The book, discovered by librarians, was found in Saint-Omer near Calais and had not been touched for 200 years.

The folio has 36 of Shakespeare’s known plays. The book was printed in 1623, seven years after Shakespeare’s death. People are saying that the book is why his literacy legacy survived. It is the only remaining copy of 18 of the plays in there!

s2“The work has several pages missing including the title page,” quoted librarian Remy Cordonnier.

Mr Cordonnier told BBC News that he did not realise how significant his find was. “I did not instantly recognise the book as a book of value; it had been heavily used and was damaged. It had seen better days,” he said.

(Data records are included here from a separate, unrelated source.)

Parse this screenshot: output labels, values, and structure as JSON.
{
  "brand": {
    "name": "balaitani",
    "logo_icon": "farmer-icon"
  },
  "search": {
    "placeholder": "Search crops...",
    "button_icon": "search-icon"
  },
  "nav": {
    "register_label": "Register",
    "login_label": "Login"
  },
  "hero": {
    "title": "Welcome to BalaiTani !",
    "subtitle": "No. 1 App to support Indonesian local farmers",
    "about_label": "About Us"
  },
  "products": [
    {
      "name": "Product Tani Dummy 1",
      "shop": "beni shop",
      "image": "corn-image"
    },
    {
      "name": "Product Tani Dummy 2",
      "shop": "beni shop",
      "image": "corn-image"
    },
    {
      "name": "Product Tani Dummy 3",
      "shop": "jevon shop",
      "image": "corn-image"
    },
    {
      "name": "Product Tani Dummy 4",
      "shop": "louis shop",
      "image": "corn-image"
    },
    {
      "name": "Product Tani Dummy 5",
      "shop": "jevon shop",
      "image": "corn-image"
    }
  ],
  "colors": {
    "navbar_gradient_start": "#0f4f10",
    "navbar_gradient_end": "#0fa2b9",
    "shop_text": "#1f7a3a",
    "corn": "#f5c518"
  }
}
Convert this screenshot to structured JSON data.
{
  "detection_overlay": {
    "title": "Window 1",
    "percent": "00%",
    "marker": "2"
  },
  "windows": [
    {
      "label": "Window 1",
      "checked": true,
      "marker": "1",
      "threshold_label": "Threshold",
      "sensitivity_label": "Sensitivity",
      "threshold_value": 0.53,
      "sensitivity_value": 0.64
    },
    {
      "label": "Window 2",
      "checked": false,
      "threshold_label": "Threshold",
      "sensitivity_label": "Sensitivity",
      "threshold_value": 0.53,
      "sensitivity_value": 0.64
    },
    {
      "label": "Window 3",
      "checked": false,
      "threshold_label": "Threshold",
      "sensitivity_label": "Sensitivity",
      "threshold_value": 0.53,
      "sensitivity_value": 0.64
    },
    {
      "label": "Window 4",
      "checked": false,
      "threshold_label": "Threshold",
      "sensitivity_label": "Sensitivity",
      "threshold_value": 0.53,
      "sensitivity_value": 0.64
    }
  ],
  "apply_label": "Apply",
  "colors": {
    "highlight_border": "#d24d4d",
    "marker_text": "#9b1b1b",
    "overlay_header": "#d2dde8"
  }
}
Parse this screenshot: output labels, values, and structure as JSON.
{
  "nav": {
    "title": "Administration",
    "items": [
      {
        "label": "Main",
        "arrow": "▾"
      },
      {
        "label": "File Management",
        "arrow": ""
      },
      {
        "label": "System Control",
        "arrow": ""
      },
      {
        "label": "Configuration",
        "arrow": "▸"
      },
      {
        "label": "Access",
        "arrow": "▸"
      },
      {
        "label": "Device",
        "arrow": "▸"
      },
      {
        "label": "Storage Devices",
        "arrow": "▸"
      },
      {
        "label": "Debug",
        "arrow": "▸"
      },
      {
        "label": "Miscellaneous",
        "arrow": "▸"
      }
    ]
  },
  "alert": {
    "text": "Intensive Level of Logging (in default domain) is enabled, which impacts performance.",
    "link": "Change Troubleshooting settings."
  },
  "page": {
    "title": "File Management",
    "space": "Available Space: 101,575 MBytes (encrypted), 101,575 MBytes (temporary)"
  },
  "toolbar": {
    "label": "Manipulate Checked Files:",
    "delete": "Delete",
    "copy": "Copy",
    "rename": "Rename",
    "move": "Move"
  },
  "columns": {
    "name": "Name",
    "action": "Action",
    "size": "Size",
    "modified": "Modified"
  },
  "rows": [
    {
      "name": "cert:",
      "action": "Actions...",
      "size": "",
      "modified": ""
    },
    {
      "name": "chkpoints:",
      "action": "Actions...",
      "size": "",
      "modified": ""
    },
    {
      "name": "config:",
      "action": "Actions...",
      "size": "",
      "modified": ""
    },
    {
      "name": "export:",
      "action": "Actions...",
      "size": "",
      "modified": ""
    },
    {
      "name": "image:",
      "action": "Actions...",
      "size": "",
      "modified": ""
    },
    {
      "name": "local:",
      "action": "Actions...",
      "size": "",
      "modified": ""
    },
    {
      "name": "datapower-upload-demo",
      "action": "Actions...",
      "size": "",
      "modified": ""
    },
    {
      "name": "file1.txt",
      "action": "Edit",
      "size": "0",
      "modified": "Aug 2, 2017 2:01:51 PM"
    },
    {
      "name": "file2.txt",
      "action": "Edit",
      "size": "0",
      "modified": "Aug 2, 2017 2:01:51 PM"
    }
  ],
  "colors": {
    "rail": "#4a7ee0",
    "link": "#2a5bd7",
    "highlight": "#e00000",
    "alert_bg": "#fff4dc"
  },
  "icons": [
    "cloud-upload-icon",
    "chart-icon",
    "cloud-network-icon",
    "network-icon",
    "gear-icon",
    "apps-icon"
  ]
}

An expert on Shakespeare from the University of Nevada, who happened to be visiting the British Library, was contacted. Not surprisingly, they were very interested! The member of staff told the New York Times, “This is huge!”

Mr. Cordonnier told the BBC: “It was very emotional to realise we had a copy of one of the most famous books in the world.”

The book has a few handwritten notes and these might show us how the plays were performed at the time of Shakespeare.

One of the handwritten notes about the play ‘Henry IV’ referred to changing “hostess to “host” and “wench” to “fellow”- suggesting the actor was the other gender.

This book is a truly amazing discovery and is an important link to the past.


Georgia, Year 7

Queen Elizabeth’s Grammar, Alford

2 Responses to Shakespeare Folio Found In French Library

  1. admin February 22, 2015 at 10:09 pm

    An amazing story, Georgia. (It’d be great if the French library allow the book to tour the UK, rather like Lincoln Cathedral allow its copy of the Magna Carta to leave Lincoln Castle and ‘tour’ overseas for others to marvel at.)

    YJA Senior Editor

  2. Emily February 23, 2015 at 4:02 pm

    WOW Georgia! Great article!